Dataset rows describing interfaces:
====================

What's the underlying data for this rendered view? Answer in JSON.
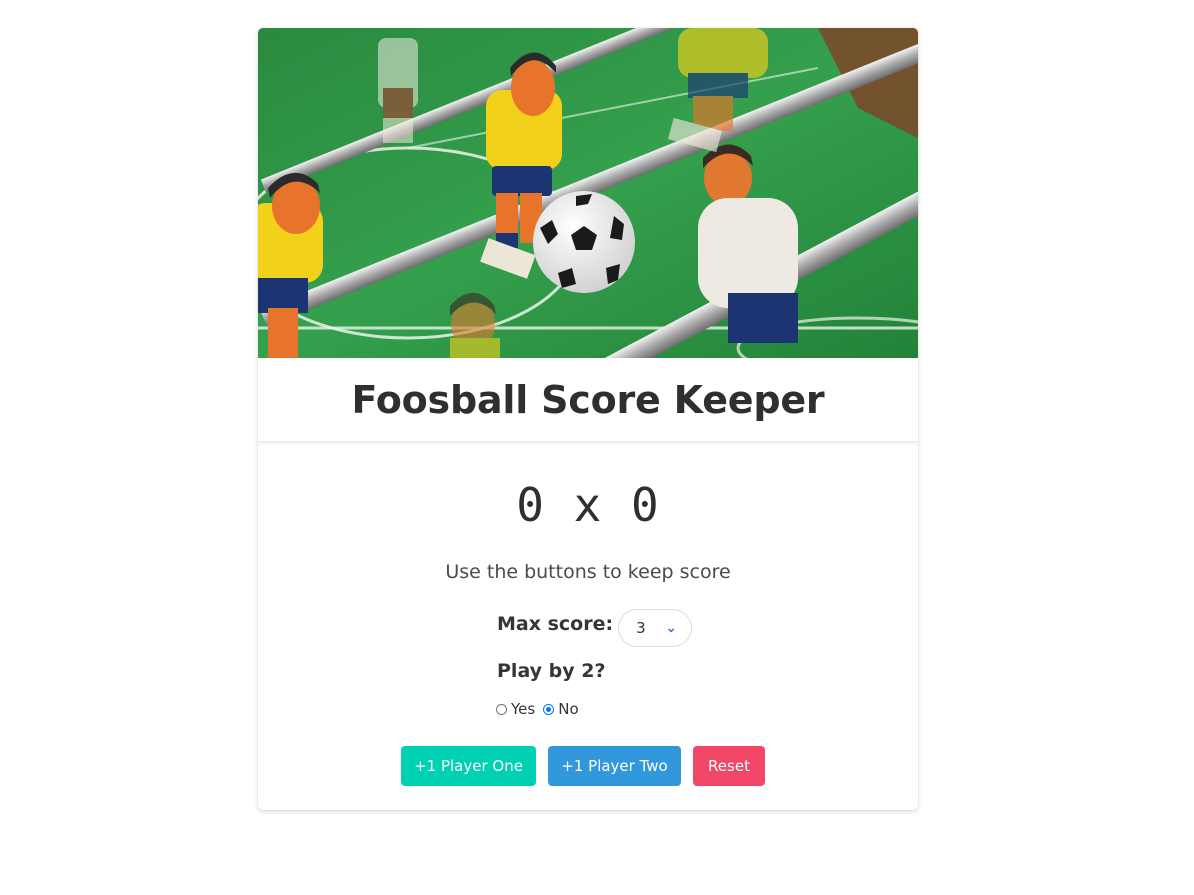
{
  "hero": {
    "alt": "Foosball table with players and a ball"
  },
  "header": {
    "title": "Foosball Score Keeper"
  },
  "score": {
    "p1": "0",
    "separator": "x",
    "p2": "0"
  },
  "hint": "Use the buttons to keep score",
  "max_score": {
    "label": "Max score:",
    "value": "3"
  },
  "play_by_two": {
    "label": "Play by 2?",
    "options": [
      {
        "label": "Yes",
        "checked": false
      },
      {
        "label": "No",
        "checked": true
      }
    ]
  },
  "buttons": {
    "player_one": "+1 Player One",
    "player_two": "+1 Player Two",
    "reset": "Reset"
  },
  "colors": {
    "player_one": "#00d1b2",
    "player_two": "#3298dc",
    "reset": "#f14668",
    "pitch": "#2f9a48"
  }
}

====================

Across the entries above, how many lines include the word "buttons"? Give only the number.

ANSWER AREA: 2